  8. ^ a b c d e f g h Report on UNCTAD assistance to the Palestinian people: Developments in the economy of the Occupied Palestinian Territory, para 9-24. United Nations Conference on Trade and Development, 6 July 2015 ( TD/B/62/3). Source
  9. ^ a b c d e Israel’s retaliatory seizure of tax, pp. 10-11. Al-Haq, 1 April 2015. Here available
  10. ^ Palestinians' Hamas Leader Faces Myriad of Problems. The New York Times, 6 April 2006
  11. ^ a b c d Israel to withhold Palestinian funds until March. Reuters, 12 December 2012
  12. ^ a b Palestinian PM calls for boycott of Israeli goods. AP, 16 December 2012
  13. ^ a b Sherwood, Harriet (30 November 2011). "Israel unfreezes Palestinian Authority tax millions". The Guardian.
  14. ^ a b Palestinian Authority: We'll Continue to Pay Prisoners and Their Families
  15. ^ Israel withholds Palestinian tax money amid EU row. Adam Entous, Reuters, 4 June 2008
  16. ^ Israel cuts off Palestinian tax funds as relations hit new low. Donald Macintyre, The Independent, 7 June 2008
  17. ^ WEST BANK: Palestinian vulnerability exposed as Israel withholds money. Los Angeles Times, 2 May 2011
  18. ^ Israel: Cash transfer to Palestinians on hold. Associated Press, 1 May 2011
  19. ^ France joins EU in pledging aid to Palestine. Andrew Willis, EUobserver, 10 May 2011
  20. ^ After UNESCO Vote, Israeli Sanctions on Palestinian Authority Anger U.S.. Barak Ravid and Agencies, Haaretz, 4 November 2011
  21. ^ 3209th Foreign Affairs Council meeting, Brussels, 10 December 2012, Middle East Peace Process #5. Council of the European Union

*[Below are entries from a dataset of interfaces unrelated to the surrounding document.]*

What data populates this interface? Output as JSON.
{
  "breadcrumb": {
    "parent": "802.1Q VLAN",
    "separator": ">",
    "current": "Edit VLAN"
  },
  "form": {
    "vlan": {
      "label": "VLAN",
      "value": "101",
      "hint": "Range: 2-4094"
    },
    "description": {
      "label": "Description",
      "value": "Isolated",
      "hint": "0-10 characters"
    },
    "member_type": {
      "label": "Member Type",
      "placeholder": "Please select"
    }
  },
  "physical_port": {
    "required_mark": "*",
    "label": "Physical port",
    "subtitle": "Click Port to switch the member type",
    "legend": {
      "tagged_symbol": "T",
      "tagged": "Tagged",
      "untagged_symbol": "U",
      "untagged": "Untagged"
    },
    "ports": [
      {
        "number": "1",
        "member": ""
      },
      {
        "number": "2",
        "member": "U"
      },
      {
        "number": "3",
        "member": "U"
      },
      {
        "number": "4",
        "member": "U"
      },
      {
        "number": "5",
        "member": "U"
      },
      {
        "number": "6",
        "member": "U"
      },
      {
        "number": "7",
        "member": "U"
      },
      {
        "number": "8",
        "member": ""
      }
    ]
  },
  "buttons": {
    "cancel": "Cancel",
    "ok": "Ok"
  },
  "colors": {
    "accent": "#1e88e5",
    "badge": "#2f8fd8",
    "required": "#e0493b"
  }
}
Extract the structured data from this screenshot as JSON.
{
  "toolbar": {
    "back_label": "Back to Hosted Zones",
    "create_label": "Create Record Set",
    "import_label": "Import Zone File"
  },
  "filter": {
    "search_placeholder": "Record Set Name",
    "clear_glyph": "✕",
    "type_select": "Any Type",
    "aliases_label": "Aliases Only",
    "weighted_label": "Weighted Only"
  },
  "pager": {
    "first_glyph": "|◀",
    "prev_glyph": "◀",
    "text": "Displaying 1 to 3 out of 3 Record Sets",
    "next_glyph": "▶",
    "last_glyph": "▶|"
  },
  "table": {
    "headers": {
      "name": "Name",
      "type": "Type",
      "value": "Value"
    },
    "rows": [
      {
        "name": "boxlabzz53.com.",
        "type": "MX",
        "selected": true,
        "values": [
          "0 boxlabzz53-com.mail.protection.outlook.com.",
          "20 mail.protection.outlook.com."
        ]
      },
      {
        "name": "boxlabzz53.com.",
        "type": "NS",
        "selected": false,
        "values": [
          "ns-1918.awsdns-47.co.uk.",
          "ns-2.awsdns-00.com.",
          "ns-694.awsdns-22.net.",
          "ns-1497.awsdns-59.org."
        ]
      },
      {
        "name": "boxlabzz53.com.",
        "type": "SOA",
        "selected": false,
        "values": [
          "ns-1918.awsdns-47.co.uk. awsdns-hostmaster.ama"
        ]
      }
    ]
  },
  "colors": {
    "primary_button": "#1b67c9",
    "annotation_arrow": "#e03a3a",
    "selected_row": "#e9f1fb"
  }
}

  22. ^ Gardner, Andrew (10 December 2012). "EU criticises Israeli plans". European Voice.
  23. ^ Israel suspends peace talks with Palestinians. Batsheva Sobelman, Los Angeles Times, 24 April 2014
  24. ^ Venezuela signs deal to provide Palestinian Authority with oil. RT, 19 May 2014. "The Israelis are also withholding US$116 million of Palestinian tax revenue. The punitive measures were in response to the reconciliation agreement between the Palestinian Fatah party, which rules the Palestinian Authority, and Hamas, the militant group which controls Gaza, according to Haaretz."
  25. ^ Israel to Transfer PA Tax Funds. IMEMC, 19 April 2015

See also[edit]